• **What you have to do**: Take every line from the records below that includes the word "Insert".

• **Available data**:
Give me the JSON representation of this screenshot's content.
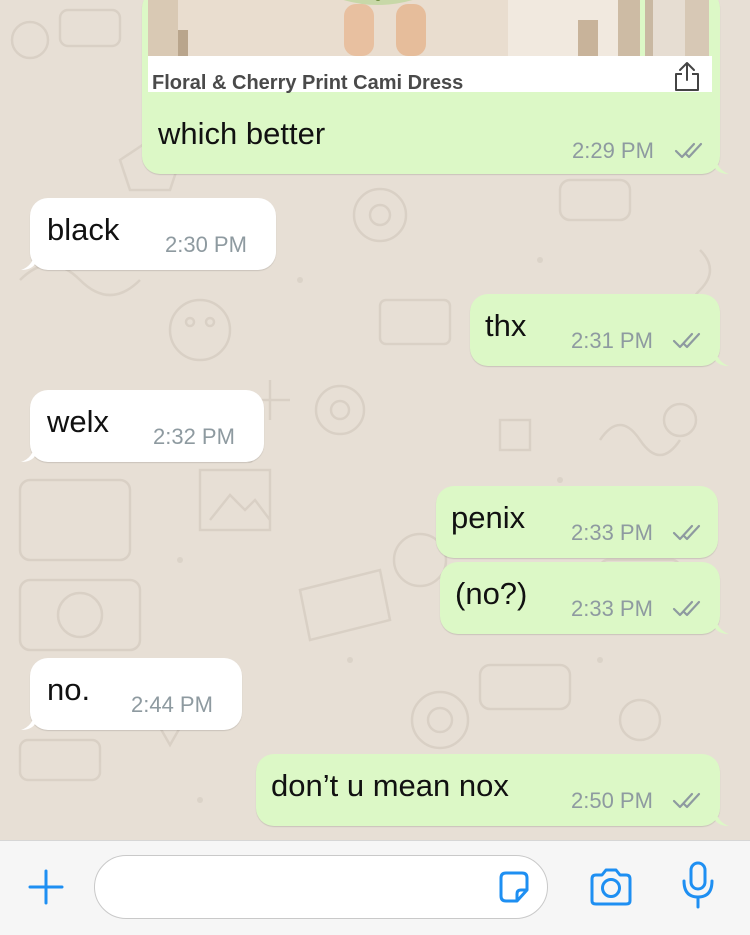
{
  "colors": {
    "outgoing_bubble": "#dcf8c6",
    "incoming_bubble": "#ffffff",
    "chat_background": "#e7dfd5",
    "accent_blue": "#1e8ff2",
    "read_ticks": "#8e9aa0"
  },
  "product_card": {
    "title": "Floral & Cherry Print Cami Dress",
    "share_icon": "share-icon"
  },
  "messages": [
    {
      "direction": "outgoing",
      "text": "which better",
      "time": "2:29 PM",
      "status": "read"
    },
    {
      "direction": "incoming",
      "text": "black",
      "time": "2:30 PM"
    },
    {
      "direction": "outgoing",
      "text": "thx",
      "time": "2:31 PM",
      "status": "read"
    },
    {
      "direction": "incoming",
      "text": "welx",
      "time": "2:32 PM"
    },
    {
      "direction": "outgoing",
      "text": "penix",
      "time": "2:33 PM",
      "status": "read"
    },
    {
      "direction": "outgoing",
      "text": "(no?)",
      "time": "2:33 PM",
      "status": "read"
    },
    {
      "direction": "incoming",
      "text": "no.",
      "time": "2:44 PM"
    },
    {
      "direction": "outgoing",
      "text": "don’t u mean nox",
      "time": "2:50 PM",
      "status": "read"
    }
  ],
  "input_bar": {
    "placeholder": "",
    "icons": [
      "plus-icon",
      "sticker-icon",
      "camera-icon",
      "microphone-icon"
    ]
  }
}
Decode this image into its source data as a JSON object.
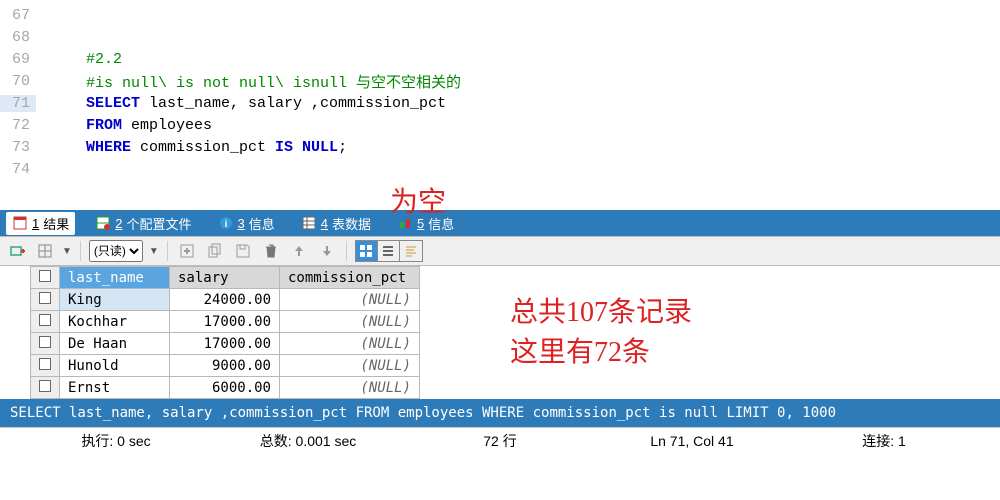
{
  "editor": {
    "lines": [
      {
        "num": "67",
        "code": ""
      },
      {
        "num": "68",
        "code": ""
      },
      {
        "num": "69",
        "code": "#2.2",
        "comment": true
      },
      {
        "num": "70",
        "code": "#is null\\ is not null\\ isnull 与空不空相关的",
        "comment": true
      },
      {
        "num": "71",
        "code_tokens": [
          {
            "t": "SELECT",
            "k": 1
          },
          {
            "t": " last_name, salary ,commission_pct"
          }
        ],
        "hl": true
      },
      {
        "num": "72",
        "code_tokens": [
          {
            "t": "FROM",
            "k": 1
          },
          {
            "t": " employees"
          }
        ]
      },
      {
        "num": "73",
        "code_tokens": [
          {
            "t": "WHERE",
            "k": 1
          },
          {
            "t": " commission_pct "
          },
          {
            "t": "IS NULL",
            "k": 1
          },
          {
            "t": ";"
          }
        ]
      },
      {
        "num": "74",
        "code": ""
      }
    ]
  },
  "annotations": {
    "top": "为空",
    "right1": "总共107条记录",
    "right2": "这里有72条"
  },
  "tabs": [
    {
      "n": "1",
      "label": "结果",
      "active": true
    },
    {
      "n": "2",
      "label": "个配置文件"
    },
    {
      "n": "3",
      "label": "信息"
    },
    {
      "n": "4",
      "label": "表数据"
    },
    {
      "n": "5",
      "label": "信息"
    }
  ],
  "toolbar": {
    "readonly": "(只读)"
  },
  "grid": {
    "headers": [
      "last_name",
      "salary",
      "commission_pct"
    ],
    "rows": [
      {
        "last_name": "King",
        "salary": "24000.00",
        "commission_pct": "(NULL)",
        "sel": true
      },
      {
        "last_name": "Kochhar",
        "salary": "17000.00",
        "commission_pct": "(NULL)"
      },
      {
        "last_name": "De Haan",
        "salary": "17000.00",
        "commission_pct": "(NULL)"
      },
      {
        "last_name": "Hunold",
        "salary": "9000.00",
        "commission_pct": "(NULL)"
      },
      {
        "last_name": "Ernst",
        "salary": "6000.00",
        "commission_pct": "(NULL)"
      }
    ]
  },
  "querybar": "SELECT last_name, salary ,commission_pct FROM employees WHERE commission_pct is null LIMIT 0, 1000",
  "status": {
    "exec_label": "执行:",
    "exec_val": "0 sec",
    "total_label": "总数:",
    "total_val": "0.001 sec",
    "rows": "72 行",
    "pos": "Ln 71, Col 41",
    "conn_label": "连接:",
    "conn_val": "1"
  }
}
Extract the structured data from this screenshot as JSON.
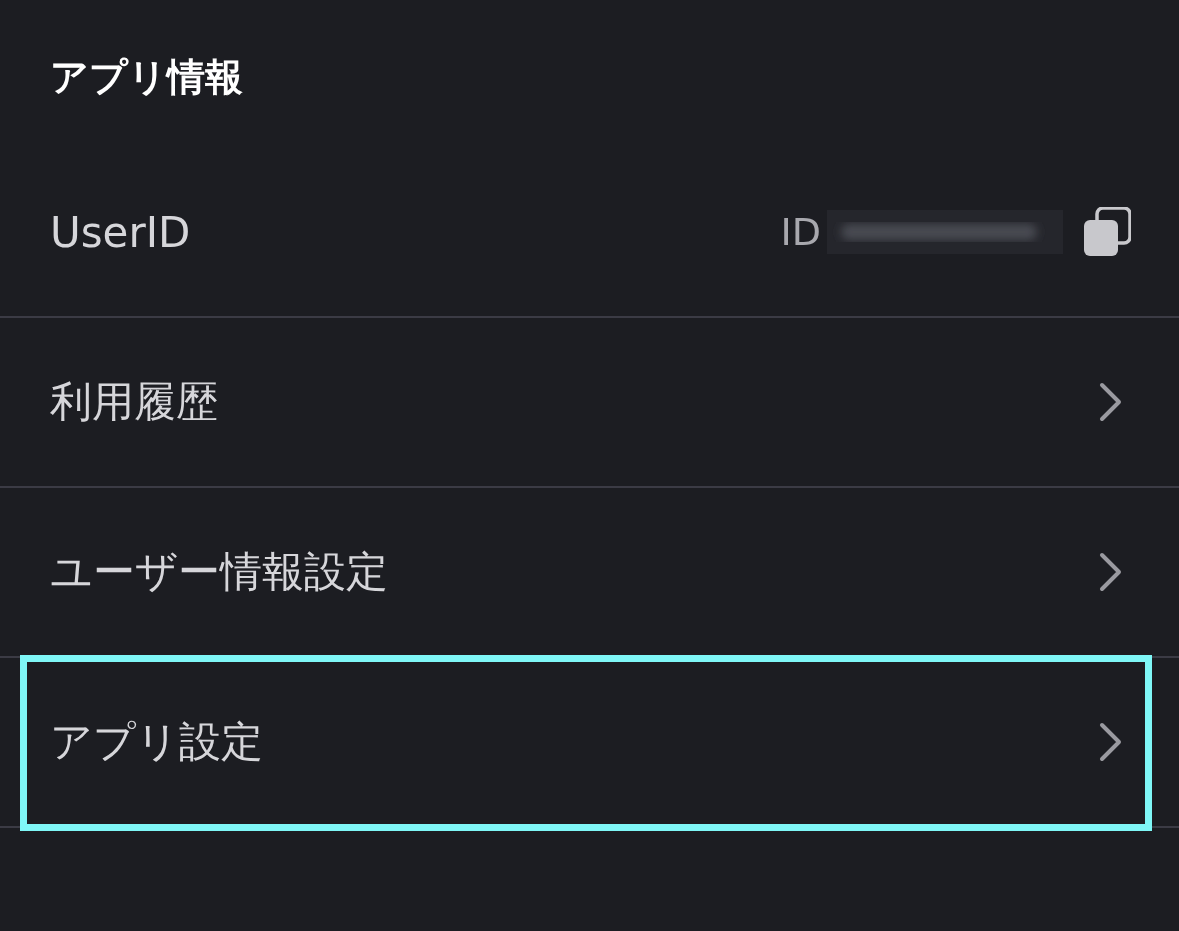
{
  "section_title": "アプリ情報",
  "rows": [
    {
      "kind": "id",
      "label": "UserID",
      "id_prefix": "ID",
      "highlighted": false
    },
    {
      "kind": "link",
      "label": "利用履歴",
      "highlighted": false
    },
    {
      "kind": "link",
      "label": "ユーザー情報設定",
      "highlighted": false
    },
    {
      "kind": "link",
      "label": "アプリ設定",
      "highlighted": true
    }
  ]
}
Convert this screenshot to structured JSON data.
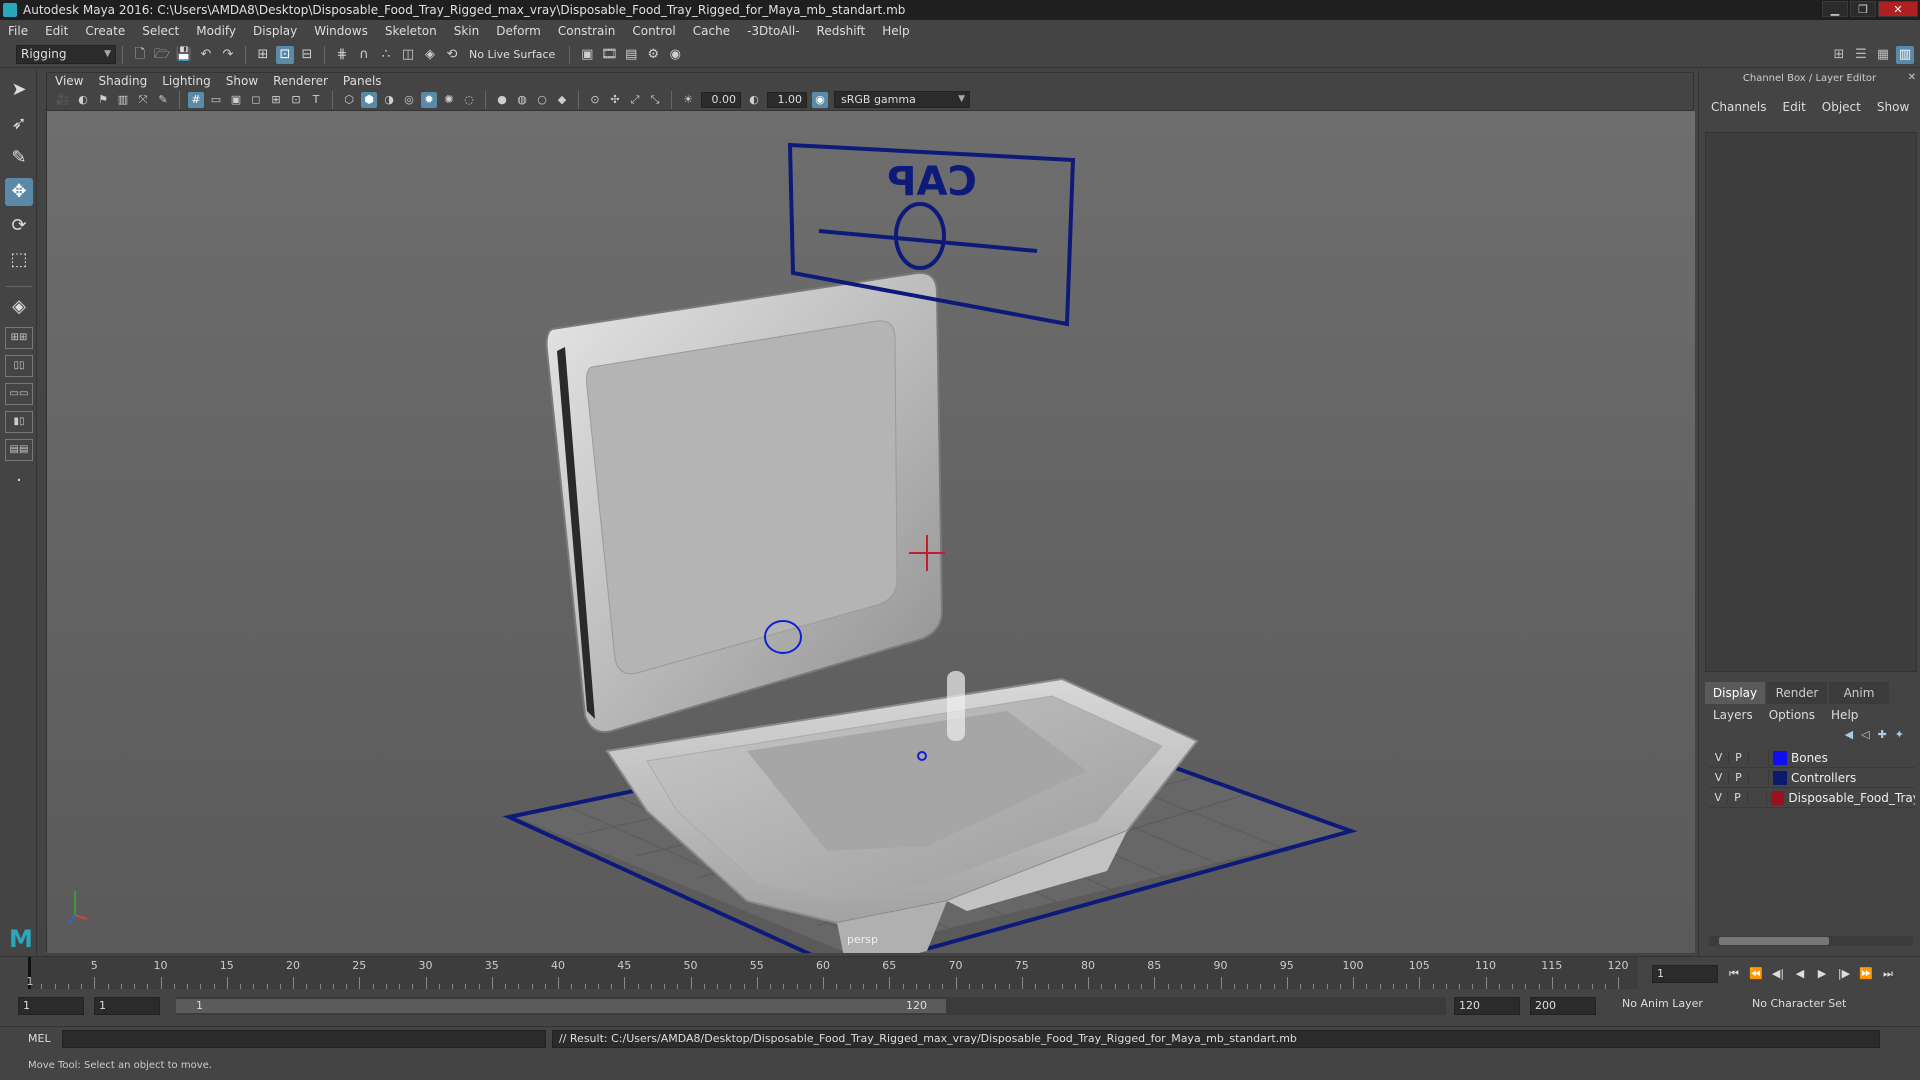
{
  "window": {
    "title": "Autodesk Maya 2016: C:\\Users\\AMDA8\\Desktop\\Disposable_Food_Tray_Rigged_max_vray\\Disposable_Food_Tray_Rigged_for_Maya_mb_standart.mb",
    "min": "▁",
    "max": "❐",
    "close": "✕"
  },
  "menubar": [
    "File",
    "Edit",
    "Create",
    "Select",
    "Modify",
    "Display",
    "Windows",
    "Skeleton",
    "Skin",
    "Deform",
    "Constrain",
    "Control",
    "Cache",
    "-3DtoAll-",
    "Redshift",
    "Help"
  ],
  "shelf": {
    "mode": "Rigging",
    "live_surface": "No Live Surface"
  },
  "viewport": {
    "menu": [
      "View",
      "Shading",
      "Lighting",
      "Show",
      "Renderer",
      "Panels"
    ],
    "exposure": "0.00",
    "gamma": "1.00",
    "color_space": "sRGB gamma",
    "camera": "persp",
    "controller_label": "CAP"
  },
  "channel_box": {
    "title": "Channel Box / Layer Editor",
    "tabs": [
      "Channels",
      "Edit",
      "Object",
      "Show"
    ]
  },
  "layer_editor": {
    "tabs": [
      "Display",
      "Render",
      "Anim"
    ],
    "menu": [
      "Layers",
      "Options",
      "Help"
    ],
    "layers": [
      {
        "v": "V",
        "p": "P",
        "color": "#1010ee",
        "name": "Bones"
      },
      {
        "v": "V",
        "p": "P",
        "color": "#0a1a70",
        "name": "Controllers"
      },
      {
        "v": "V",
        "p": "P",
        "color": "#9a1020",
        "name": "Disposable_Food_Tray"
      }
    ]
  },
  "timeline": {
    "ticks": [
      "5",
      "10",
      "15",
      "20",
      "25",
      "30",
      "35",
      "40",
      "45",
      "50",
      "55",
      "60",
      "65",
      "70",
      "75",
      "80",
      "85",
      "90",
      "95",
      "100",
      "105",
      "110",
      "115",
      "120"
    ],
    "current_frame": "1",
    "start_label": "1"
  },
  "range": {
    "start": "1",
    "inner_start": "1",
    "slider_start": "1",
    "slider_end": "120",
    "end": "120",
    "max": "200",
    "anim_layer": "No Anim Layer",
    "character_set": "No Character Set"
  },
  "command": {
    "lang": "MEL",
    "result": "// Result: C:/Users/AMDA8/Desktop/Disposable_Food_Tray_Rigged_max_vray/Disposable_Food_Tray_Rigged_for_Maya_mb_standart.mb"
  },
  "help_line": "Move Tool: Select an object to move."
}
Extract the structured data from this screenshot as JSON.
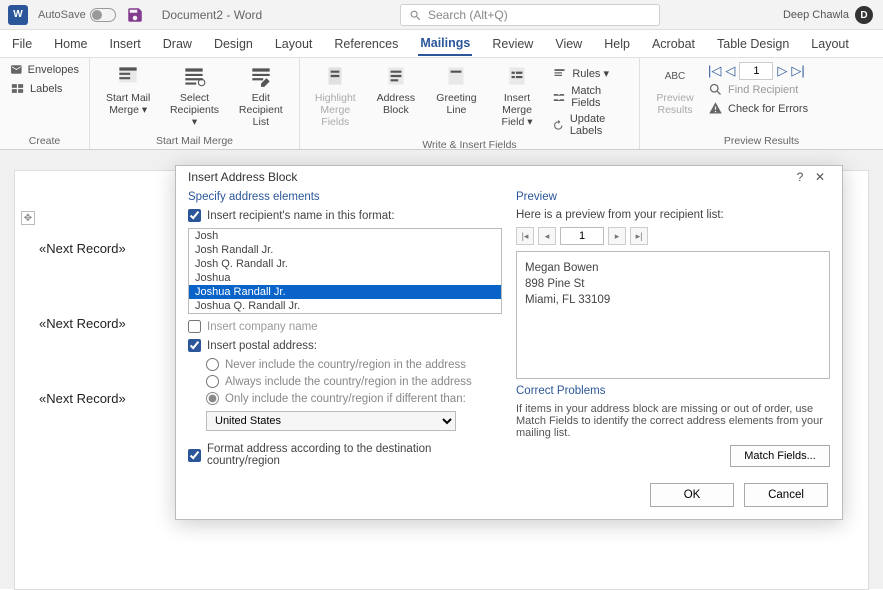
{
  "titlebar": {
    "autosave": "AutoSave",
    "doc": "Document2 - Word",
    "search_placeholder": "Search (Alt+Q)",
    "user": "Deep Chawla",
    "user_initial": "D"
  },
  "menu": [
    "File",
    "Home",
    "Insert",
    "Draw",
    "Design",
    "Layout",
    "References",
    "Mailings",
    "Review",
    "View",
    "Help",
    "Acrobat",
    "Table Design",
    "Layout"
  ],
  "menu_active": "Mailings",
  "ribbon": {
    "create": {
      "envelopes": "Envelopes",
      "labels": "Labels",
      "group": "Create"
    },
    "start": {
      "start_mm": "Start Mail Merge ▾",
      "select_rec": "Select Recipients ▾",
      "edit_rec": "Edit Recipient List",
      "group": "Start Mail Merge"
    },
    "write": {
      "highlight": "Highlight Merge Fields",
      "addr": "Address Block",
      "greet": "Greeting Line",
      "insert_mf": "Insert Merge Field ▾",
      "rules": "Rules ▾",
      "match": "Match Fields",
      "update": "Update Labels",
      "group": "Write & Insert Fields"
    },
    "preview": {
      "abc": "Preview Results",
      "find": "Find Recipient",
      "check": "Check for Errors",
      "num": "1",
      "group": "Preview Results"
    }
  },
  "doc": {
    "next": "«Next Record»"
  },
  "dialog": {
    "title": "Insert Address Block",
    "specify": "Specify address elements",
    "insert_name": "Insert recipient's name in this format:",
    "names": [
      "Josh",
      "Josh Randall Jr.",
      "Josh Q. Randall Jr.",
      "Joshua",
      "Joshua Randall Jr.",
      "Joshua Q. Randall Jr."
    ],
    "selected_name_idx": 4,
    "insert_company": "Insert company name",
    "insert_postal": "Insert postal address:",
    "r1": "Never include the country/region in the address",
    "r2": "Always include the country/region in the address",
    "r3": "Only include the country/region if different than:",
    "country": "United States",
    "format_dest": "Format address according to the destination country/region",
    "preview": "Preview",
    "preview_hint": "Here is a preview from your recipient list:",
    "preview_num": "1",
    "preview_lines": [
      "Megan Bowen",
      "898 Pine St",
      "Miami, FL  33109"
    ],
    "correct_h": "Correct Problems",
    "correct_txt": "If items in your address block are missing or out of order, use Match Fields to identify the correct address elements from your mailing list.",
    "match_btn": "Match Fields...",
    "ok": "OK",
    "cancel": "Cancel"
  }
}
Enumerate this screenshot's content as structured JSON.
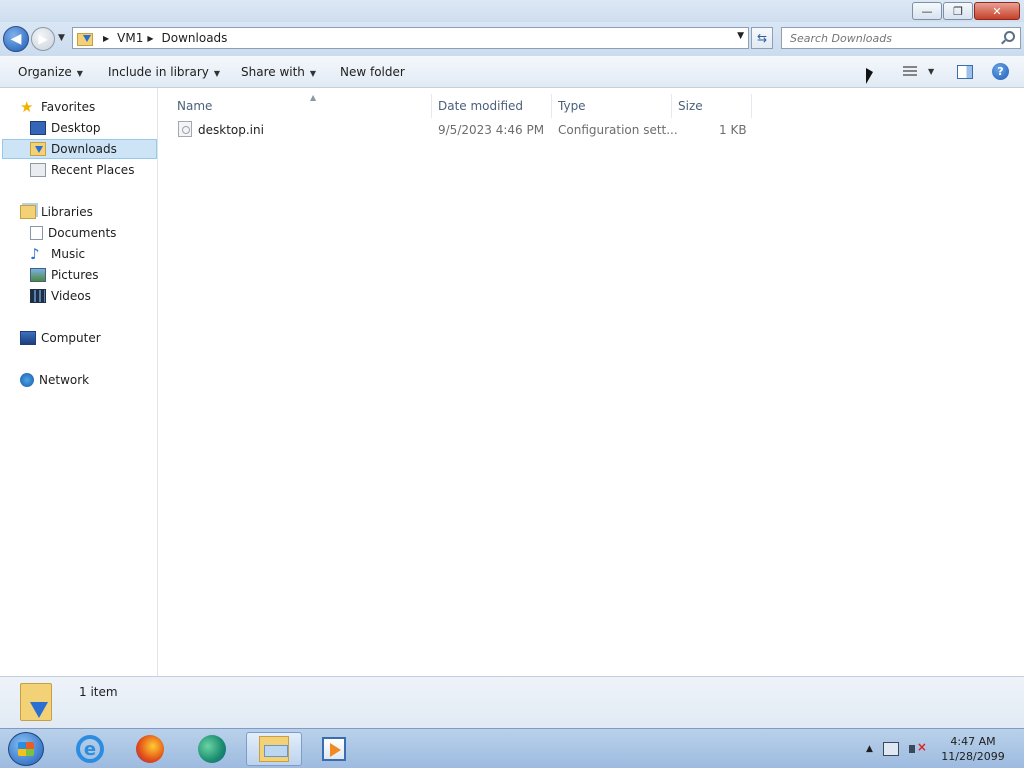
{
  "window": {
    "minimize_label": "—",
    "restore_label": "❐",
    "close_label": "✕"
  },
  "address": {
    "crumbs": [
      "VM1",
      "Downloads"
    ]
  },
  "search": {
    "placeholder": "Search Downloads"
  },
  "toolbar": {
    "organize": "Organize",
    "include_in_library": "Include in library",
    "share_with": "Share with",
    "new_folder": "New folder"
  },
  "nav": {
    "favorites": "Favorites",
    "desktop": "Desktop",
    "downloads": "Downloads",
    "recent_places": "Recent Places",
    "libraries": "Libraries",
    "documents": "Documents",
    "music": "Music",
    "pictures": "Pictures",
    "videos": "Videos",
    "computer": "Computer",
    "network": "Network"
  },
  "columns": {
    "name": "Name",
    "date_modified": "Date modified",
    "type": "Type",
    "size": "Size"
  },
  "files": [
    {
      "name": "desktop.ini",
      "date_modified": "9/5/2023 4:46 PM",
      "type": "Configuration sett...",
      "size": "1 KB"
    }
  ],
  "details": {
    "item_count": "1 item"
  },
  "taskbar": {
    "time": "4:47 AM",
    "date": "11/28/2099"
  }
}
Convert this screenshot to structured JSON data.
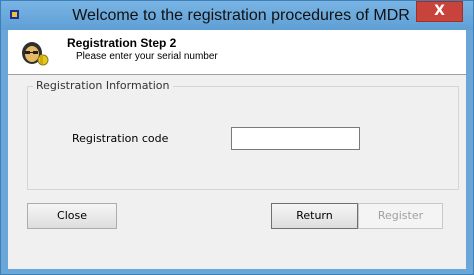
{
  "window": {
    "title": "Welcome to the registration procedures of MDR",
    "close_glyph": "X",
    "app_icon": "app-icon",
    "close_color": "#c7433b",
    "titlebar_color": "#6aa7d8"
  },
  "header": {
    "icon": "wizard-icon",
    "step_title": "Registration Step 2",
    "step_subtitle": "Please enter your serial number"
  },
  "group": {
    "legend": "Registration Information",
    "field_label": "Registration code",
    "field_value": ""
  },
  "buttons": {
    "close": "Close",
    "return": "Return",
    "register": "Register"
  }
}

• **Task result**:
    "Insert",
      "insert_mf": "Insert Merge Field ▾",
      "group": "Write & Insert Fields"
    "title": "Insert Address Block",
    "insert_name": "Insert recipient's name in this format:",
    "insert_company": "Insert company name",
    "insert_postal": "Insert postal address:",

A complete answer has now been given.